Sore nipples and other breast concerns - Sore nipples is the number 1 reason women will quit breastfeeding before they planned to. If your nipples are sore it is important to find and fix the cause . The most common cause of sore nipples is a baby not latching on deeply enough to the breast. Refer to the information above for help in getting your baby latched more comfortably. If your nipples are cracked or bleeding, there are ways to help them heal. If breastfeeding is painful, please call a Lactation Consultant for help. You can click the following links to learn more about other common causes for sore nipples/breasts: mastitis and plugged ductsthrush

Returning work/school - For many mothers returning to work/school after the birth of their baby is very hard. How to continue breastfeeding and pumping while working is a concern many mothers will have.

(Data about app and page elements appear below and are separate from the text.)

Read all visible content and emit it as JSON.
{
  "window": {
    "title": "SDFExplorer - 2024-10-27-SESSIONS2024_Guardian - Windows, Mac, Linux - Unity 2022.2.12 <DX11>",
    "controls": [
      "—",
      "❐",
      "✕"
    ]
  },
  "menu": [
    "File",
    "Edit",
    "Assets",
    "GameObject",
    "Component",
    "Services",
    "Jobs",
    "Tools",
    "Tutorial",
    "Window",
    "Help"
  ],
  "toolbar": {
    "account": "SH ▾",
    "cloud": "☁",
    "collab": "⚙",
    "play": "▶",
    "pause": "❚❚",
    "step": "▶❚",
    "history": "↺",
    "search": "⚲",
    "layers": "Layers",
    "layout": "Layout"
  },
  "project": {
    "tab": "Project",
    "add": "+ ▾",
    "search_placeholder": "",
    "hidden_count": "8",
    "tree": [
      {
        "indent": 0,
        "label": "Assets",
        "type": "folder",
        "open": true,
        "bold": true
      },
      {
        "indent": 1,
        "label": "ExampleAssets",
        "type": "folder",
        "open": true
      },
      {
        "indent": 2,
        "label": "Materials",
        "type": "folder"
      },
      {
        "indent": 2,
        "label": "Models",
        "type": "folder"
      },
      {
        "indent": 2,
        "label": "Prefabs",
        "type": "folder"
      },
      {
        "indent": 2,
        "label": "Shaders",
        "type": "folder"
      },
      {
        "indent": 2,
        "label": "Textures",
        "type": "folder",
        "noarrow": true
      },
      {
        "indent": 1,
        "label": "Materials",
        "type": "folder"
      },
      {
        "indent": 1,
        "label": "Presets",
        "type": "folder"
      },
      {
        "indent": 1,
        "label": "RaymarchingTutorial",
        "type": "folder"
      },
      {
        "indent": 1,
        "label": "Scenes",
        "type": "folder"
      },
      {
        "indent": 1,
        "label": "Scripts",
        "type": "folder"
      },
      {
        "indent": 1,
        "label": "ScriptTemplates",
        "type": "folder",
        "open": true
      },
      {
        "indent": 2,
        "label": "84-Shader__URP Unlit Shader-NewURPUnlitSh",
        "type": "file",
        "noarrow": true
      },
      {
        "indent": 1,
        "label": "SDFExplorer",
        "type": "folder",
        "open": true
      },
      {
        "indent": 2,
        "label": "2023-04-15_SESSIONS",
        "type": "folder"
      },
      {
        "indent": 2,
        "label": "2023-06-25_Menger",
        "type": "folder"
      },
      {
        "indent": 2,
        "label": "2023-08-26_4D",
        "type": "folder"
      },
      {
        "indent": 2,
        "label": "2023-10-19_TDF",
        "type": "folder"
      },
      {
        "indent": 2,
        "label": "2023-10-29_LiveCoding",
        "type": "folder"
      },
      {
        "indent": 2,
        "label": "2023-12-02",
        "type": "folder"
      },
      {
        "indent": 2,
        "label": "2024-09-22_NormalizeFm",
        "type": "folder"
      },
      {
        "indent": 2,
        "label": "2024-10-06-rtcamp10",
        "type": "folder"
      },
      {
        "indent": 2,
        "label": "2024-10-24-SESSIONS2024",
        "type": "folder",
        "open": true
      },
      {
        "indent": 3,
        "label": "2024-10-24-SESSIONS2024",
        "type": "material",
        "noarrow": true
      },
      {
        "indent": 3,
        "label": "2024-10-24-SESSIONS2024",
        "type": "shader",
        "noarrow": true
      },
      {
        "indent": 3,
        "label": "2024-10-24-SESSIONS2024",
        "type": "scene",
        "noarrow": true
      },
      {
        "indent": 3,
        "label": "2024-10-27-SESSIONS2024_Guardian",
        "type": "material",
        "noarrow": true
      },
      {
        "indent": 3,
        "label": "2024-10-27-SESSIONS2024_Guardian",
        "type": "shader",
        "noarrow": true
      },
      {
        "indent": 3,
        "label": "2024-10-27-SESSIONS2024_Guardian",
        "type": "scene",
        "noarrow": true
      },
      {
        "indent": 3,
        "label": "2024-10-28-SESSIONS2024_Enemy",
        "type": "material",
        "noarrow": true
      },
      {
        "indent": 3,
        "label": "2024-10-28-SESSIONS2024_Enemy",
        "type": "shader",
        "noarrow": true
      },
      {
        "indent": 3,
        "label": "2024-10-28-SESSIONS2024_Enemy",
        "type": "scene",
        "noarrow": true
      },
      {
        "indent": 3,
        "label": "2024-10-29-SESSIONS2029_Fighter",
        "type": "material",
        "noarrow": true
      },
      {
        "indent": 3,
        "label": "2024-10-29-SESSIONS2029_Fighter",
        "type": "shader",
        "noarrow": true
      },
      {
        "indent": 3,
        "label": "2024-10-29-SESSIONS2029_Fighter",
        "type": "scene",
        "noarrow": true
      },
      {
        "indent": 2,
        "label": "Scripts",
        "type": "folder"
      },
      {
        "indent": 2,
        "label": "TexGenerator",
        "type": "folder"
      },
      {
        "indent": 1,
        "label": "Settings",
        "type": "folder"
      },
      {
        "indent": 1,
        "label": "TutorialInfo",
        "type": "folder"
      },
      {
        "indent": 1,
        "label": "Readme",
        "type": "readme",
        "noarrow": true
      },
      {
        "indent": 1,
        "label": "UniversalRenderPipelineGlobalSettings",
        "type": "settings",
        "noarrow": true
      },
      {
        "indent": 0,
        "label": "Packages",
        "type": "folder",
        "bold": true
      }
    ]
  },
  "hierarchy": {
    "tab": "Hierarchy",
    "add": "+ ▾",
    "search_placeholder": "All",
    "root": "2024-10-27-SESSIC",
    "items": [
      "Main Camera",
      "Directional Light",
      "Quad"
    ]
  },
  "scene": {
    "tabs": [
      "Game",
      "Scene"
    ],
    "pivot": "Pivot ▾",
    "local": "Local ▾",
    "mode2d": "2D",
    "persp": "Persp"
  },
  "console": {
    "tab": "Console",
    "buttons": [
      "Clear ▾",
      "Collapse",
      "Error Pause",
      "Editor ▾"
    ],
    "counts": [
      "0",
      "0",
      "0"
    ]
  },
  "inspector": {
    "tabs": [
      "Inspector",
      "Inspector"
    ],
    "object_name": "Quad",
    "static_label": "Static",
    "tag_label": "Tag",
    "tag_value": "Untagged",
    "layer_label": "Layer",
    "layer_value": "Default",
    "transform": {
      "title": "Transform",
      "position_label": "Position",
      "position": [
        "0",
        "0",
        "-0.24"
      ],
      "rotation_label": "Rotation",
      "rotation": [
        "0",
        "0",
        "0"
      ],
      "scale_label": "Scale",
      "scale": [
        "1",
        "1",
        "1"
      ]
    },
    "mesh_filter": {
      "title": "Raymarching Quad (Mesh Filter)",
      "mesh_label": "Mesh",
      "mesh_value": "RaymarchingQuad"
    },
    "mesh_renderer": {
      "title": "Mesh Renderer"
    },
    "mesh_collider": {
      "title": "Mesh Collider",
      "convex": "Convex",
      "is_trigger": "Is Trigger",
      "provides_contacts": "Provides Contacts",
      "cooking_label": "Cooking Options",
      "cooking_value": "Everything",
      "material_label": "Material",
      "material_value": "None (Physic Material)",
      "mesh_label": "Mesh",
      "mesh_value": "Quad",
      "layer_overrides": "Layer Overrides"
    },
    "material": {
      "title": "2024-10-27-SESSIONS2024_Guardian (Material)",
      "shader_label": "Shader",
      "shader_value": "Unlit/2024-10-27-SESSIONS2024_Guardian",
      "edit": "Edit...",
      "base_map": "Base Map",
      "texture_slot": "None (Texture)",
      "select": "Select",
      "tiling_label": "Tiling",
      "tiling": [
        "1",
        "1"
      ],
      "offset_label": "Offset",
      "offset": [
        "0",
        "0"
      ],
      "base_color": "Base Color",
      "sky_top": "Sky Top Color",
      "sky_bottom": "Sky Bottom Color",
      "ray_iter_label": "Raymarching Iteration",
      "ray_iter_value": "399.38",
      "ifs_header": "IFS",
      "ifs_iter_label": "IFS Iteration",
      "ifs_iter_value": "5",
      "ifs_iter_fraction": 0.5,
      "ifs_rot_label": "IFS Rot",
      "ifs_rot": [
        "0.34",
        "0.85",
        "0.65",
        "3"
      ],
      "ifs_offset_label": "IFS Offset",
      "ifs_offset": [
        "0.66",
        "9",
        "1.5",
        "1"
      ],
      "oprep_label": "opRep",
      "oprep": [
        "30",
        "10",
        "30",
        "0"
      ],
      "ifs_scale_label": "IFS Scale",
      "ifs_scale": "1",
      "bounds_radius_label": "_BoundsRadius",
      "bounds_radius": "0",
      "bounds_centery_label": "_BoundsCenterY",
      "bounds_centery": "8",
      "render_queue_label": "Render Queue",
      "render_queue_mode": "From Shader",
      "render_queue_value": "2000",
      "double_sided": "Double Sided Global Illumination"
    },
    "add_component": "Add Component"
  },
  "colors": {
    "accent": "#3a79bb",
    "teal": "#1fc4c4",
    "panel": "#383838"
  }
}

On March 23, 2010 federal laws were passed that requires all employers to give breastfeeding employees time and a place to pump for up to 1 year after the birth of their baby. Talk to your employer before you return to work so you know what to expect the first day and so your employer will know what you will need. The Department of Labor has developed a fact sheet which you can print and share with your employer so you both know your rights and responsibilities.

General information is available about at pumping and returning to work.

Pumping and storing breast milk - Not every breastfeeding mother will need a breast-pump. If you will be pumping your milk to use while you are away from your baby, it is important to choose the right pump for you. The fit of the flange (the part that goes against your breast) is also important so you can pump comfortably and remove the milk from your breast effectively. 

The amount of milk you get when you pump will depend on the age of your baby, how long it has been since you last emptied your breasts and the quality of the pump you are using. Using manual expression while pumping can help to empty the breast better. If you are concerned about the amount of milk you are getting, please contact a Lactation Consultant for help. Click the following links to learn more: breast milk storage guidelineshow to bottle feed the breastfed baby

Where to Find Help 

Holmes County Health District 330-674-5035                                Raquel Miller, RN, IBCLC 330-674-2684                            Darcy Cicconetti, RN, IBCLC 330-345-2319
Holmes County WIC 330-674-8455                                                   Pomerene OB Department 330-674-1015                            Betsy Studer, RN, IBCLC 330-837-0220
WIC Peer Helper 330-674-5035 ext. 262                                          Becky Yoder, RN, IBCLC    330-202-5548                           Molli, Le Leche League Intl 440-655-3114

Links & Downloadable Resources

Stay Connected

Address

85 N. Grant Street, Millersburg, OH 44654

Phone

330.674.5035

FAX

330-674-2528

Email

info@holmeshealth.org

Hours

Monday thru Friday 8:30 - 4:30